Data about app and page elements
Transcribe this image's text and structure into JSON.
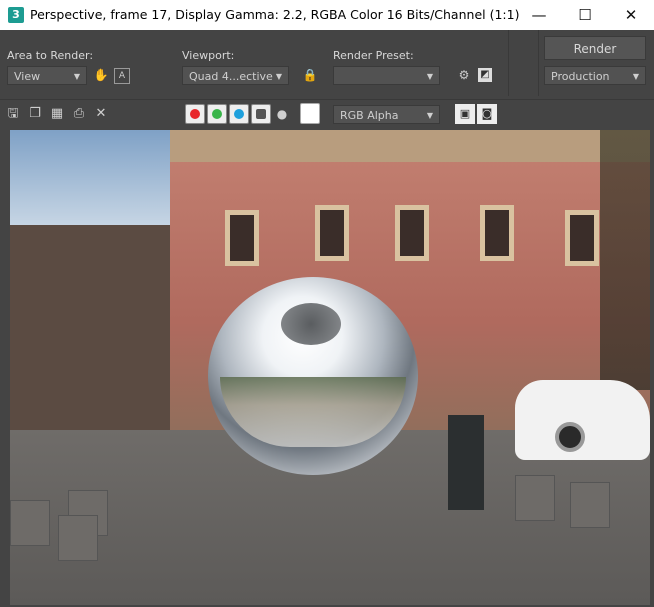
{
  "window": {
    "icon_glyph": "3",
    "title": "Perspective, frame 17, Display Gamma: 2.2, RGBA Color 16 Bits/Channel (1:1)",
    "controls": {
      "minimize": "—",
      "maximize": "☐",
      "close": "✕"
    }
  },
  "panel": {
    "area_label": "Area to Render:",
    "area_value": "View",
    "viewport_label": "Viewport:",
    "viewport_value": "Quad 4...ective",
    "preset_label": "Render Preset:",
    "preset_value": "",
    "render_button": "Render",
    "production_value": "Production"
  },
  "toolbar": {
    "channel_display": "RGB Alpha",
    "channels": [
      {
        "name": "red",
        "color": "#e8262a"
      },
      {
        "name": "green",
        "color": "#39b54a"
      },
      {
        "name": "blue",
        "color": "#1ea0dc"
      }
    ]
  },
  "icons": [
    "save-icon",
    "copy-icon",
    "clone-icon",
    "print-icon",
    "clear-icon",
    "alpha-icon",
    "mono-icon",
    "swatch-icon",
    "lock-icon",
    "pan-icon",
    "auto-region-icon",
    "env-settings-icon",
    "gamma-icon"
  ]
}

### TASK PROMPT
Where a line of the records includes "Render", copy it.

### RESPONSE TO THE EXERCISE
    "area_label": "Area to Render:",
    "preset_label": "Render Preset:",
    "render_button": "Render",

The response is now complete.